Abu Laila said an army garrison guarding a nearby gas field, al-Ghabsa, had fled as armed opposition units advanced from the Euphrates River toward Shaddadeh.
“Shaddadeh and Ghabsa are now under our out control.
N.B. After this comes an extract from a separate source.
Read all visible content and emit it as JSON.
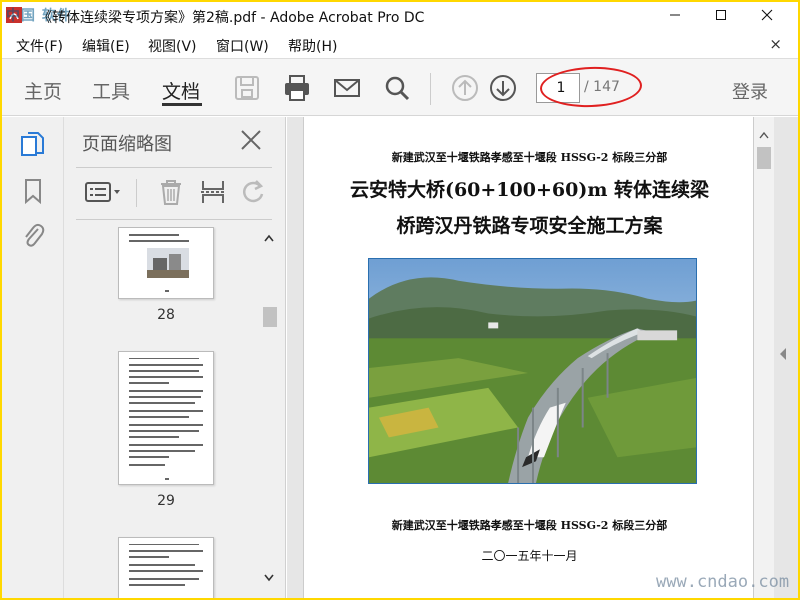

In the next few days we will advance toward Hasakah City,” Abu Laila said, speaking by phone from eastern Syria.
He said Nusra detonated car bombs near the security compounds in Shaddadeh, enabling the attacking force to storm the buildings and take the city, a pattern seen in other areas taken over by the mostly Islamist armed opposition.
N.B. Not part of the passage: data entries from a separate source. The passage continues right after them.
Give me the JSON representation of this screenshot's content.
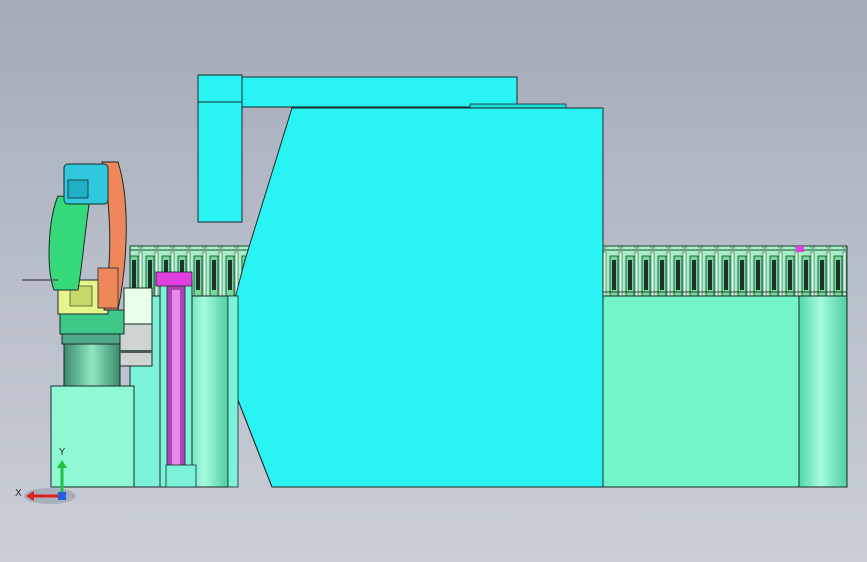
{
  "viewport": {
    "background_top": "#a3aab8",
    "background_bottom": "#c9ced8"
  },
  "colors": {
    "cyan_body": "#2af3f3",
    "cyan_light": "#52f7f7",
    "mint": "#6ff5c8",
    "mint_light": "#8ff9d3",
    "aqua": "#7cf2d8",
    "robot_green": "#36d97a",
    "robot_orange": "#f0875a",
    "robot_yellow": "#e6f58a",
    "robot_cyan": "#2fc8de",
    "magenta": "#e040e0",
    "outline": "#1a2a2a"
  },
  "model": {
    "components": [
      "robot-arm",
      "press-brake",
      "roller-conveyor",
      "base-pedestal",
      "lift-column",
      "side-table"
    ]
  },
  "triad": {
    "x_label": "X",
    "y_label": "Y",
    "x_color": "#e02020",
    "y_color": "#20c040",
    "z_color": "#2060e0"
  }
}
Al-Nusra, which includes Iraqi commanders, has experience in making car bombs and the group lately helped opposition fighters take over the main Thalatheen Street in southern Damascus by exploding a car bomb in a security compound, according to opposition sources.
The rebel advance in Hasakah province has raised concern among the political leadership of the opposition, which has little control over the rebels, about deepening ethnic tensions between Arabs and Kurds, who already have decades long land disputes in the province.
Assad has tried to placate Syria’s one million Kurds since the uprising, promising to give citizenship to thousands of disenfranchised Kurds in Hasakah.
A tacit alliance has also emerged between Assad and the Syrian branch of the Kurdistan Workers Party (PKK) which now a strong military presence in Hasakah and other Kurdish regions, to the discomfort of Turkey.
Massoud Akko, a Kurdish opposition campaigner in Norway in contact with Hasakah, confirmed that Shaddadeh has been overrun but said that taking Hasakah city would cause a bloodbath unless an agreement was reached with PKK fighters in the city.
“Taking a main city like Hasakah is important for the opposition but the PKK is entrenched there and an agreement with them has to be reached,” Akko said.
Akko pointed to a deal this month which ended fighting in Ras al-Ain, a town on the border with Turkey northeast of Hasakah, were tens of peoples with killed in fighting between the PKK and the rebels who stormed the town in January. (Reporting by Khaled Yacoub Oweis, Amman newsroom; Editing by Jon Hemming)